Source: BFI

Images: trigon-filmTrustNordisk

Monday 9 September 2019

9th Cairo Video Festival (9/9/19–30/9/19)

The 9th edition of the Cairo Video Festival will be launched at Cinema Zawya with a public screening of one of the festival’s programs titled Peripheral Vision at 7pm on Monday, 9th of September 2019.
A total of 101 works from over 30 countries are featured in this edition, which includes individual artists, collectives, the outcome of creative writing workshop Butterflies Are Not Drawn to Light and 4 commissioned works. Video works featured in the 9th edition are produced after January 2017. All videos have Arabic and English subtitles wherever intended.
The 9th edition of the Cairo Video Festival consists of 9 programs, each program contains a selection of videos that will be screened and installed across the city, in addition to the online showcase. Screenings will be screened amongst venues such as public vitrines, bookstores and community spaces in order to promote, expand and harvest attention to the practice of video art and experimental film.
The works in this edition have been nominated and selected by the festival’s team, as well as the Selection and Programmers Committee, including: Ahmed Refaat, Alaa Abdelhamid, Islam Kamal, Mai Elwakil, Mona Gamil, Sarrah Abdelrahman and 96 negative.

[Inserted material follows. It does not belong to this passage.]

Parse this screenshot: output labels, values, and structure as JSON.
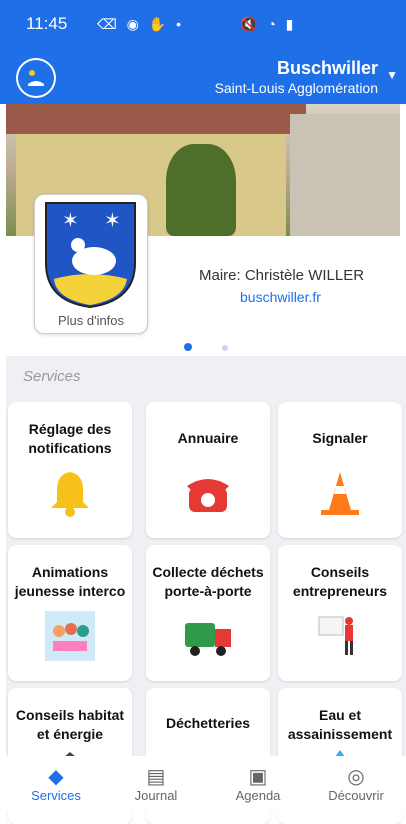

The 9th edition contains reflections and input from contributors including Islam Shabana, Lara El Gibaly, Marwan Elgamal, Nour El Safoury, Samir El Kordy and Wael Abdel Fattah.
The 9th Cairo Video Festival is organized by Medrar and supported by British Council, DEDI - Danish Egyptian Dialogue Institute, the French Institute, Pro Helvetia Cairo, Swiss Arts Council, Embassy of the Kingdom of the Netherlands in Egypt and Elaraby Group.

Words/image: copyright © Cairo Video Festival 2019


Tuesday 3 September 2019

Programme Launch: London Film Festival 2019

The 63rd BFI London Film Festival (LFF) announced its full programme on Thursday 29th August, 2019, presenting 229 feature films from some of the world’s greatest filmmakers and emerging talent.

For 12 days from 2-13 October 2019 the LFF will celebrate the diverse landscape of international cinema, showcasing films set to entertain and inspire, provoke debate and tackle the urgent issues of our time.

As Britain’s leading cinema event and one of the world’s most important film festivals, the programme offers UK audiences the chance to see some of the most anticipated new films from around the globe, including a host of new works destined to be major awards contenders. This October, the Festival will present 28 World Premieres, 12 International Premieres and 28 European Premieres, welcoming an impressive line up of first-class filmmakers and acting talent.

The programme presents stories from a broad range of voices, continuing to support both home-grown cinema and international productions. 78 countries are represented across short films and features, with 40% of all films directed or co-directed by women. The Festival continues to act as a launch pad for debut filmmakers, often supporting them throughout their career, demonstrated by returning Festival alumni in this year’s programme. The 229 feature films screening include: 41 documentaries, 7 animations, 13 archive restorations and 7 artists’ moving image features. The programme also includes 116 short films.

The Competitive sections serve to recognise remarkable creative achievements from British and international filmmakers. Winners are selected by hand-picked juries across four categories: Official Competition, First Feature, Documentary and Short Film. Last year, audiences were placed at the heart of the awards celebrations for the first time, when the winning film from each section was presented to the public as a surprise screening, following the on-stage announcement of the winner. Building on last year’s sell-out success, audiences will once again have the chance to buy tickets to these awards screenings and be part of the proceedings.

Alongside the Galas, Special Presentations and films in Competition, the Festival will show a range of new world cinema in sections Love, Debate, Laugh, Dare, Thrill, Cult, Journey, Create, Experimenta and Family – which provide pathways for audiences to navigate the extensive programme.

Source: BFI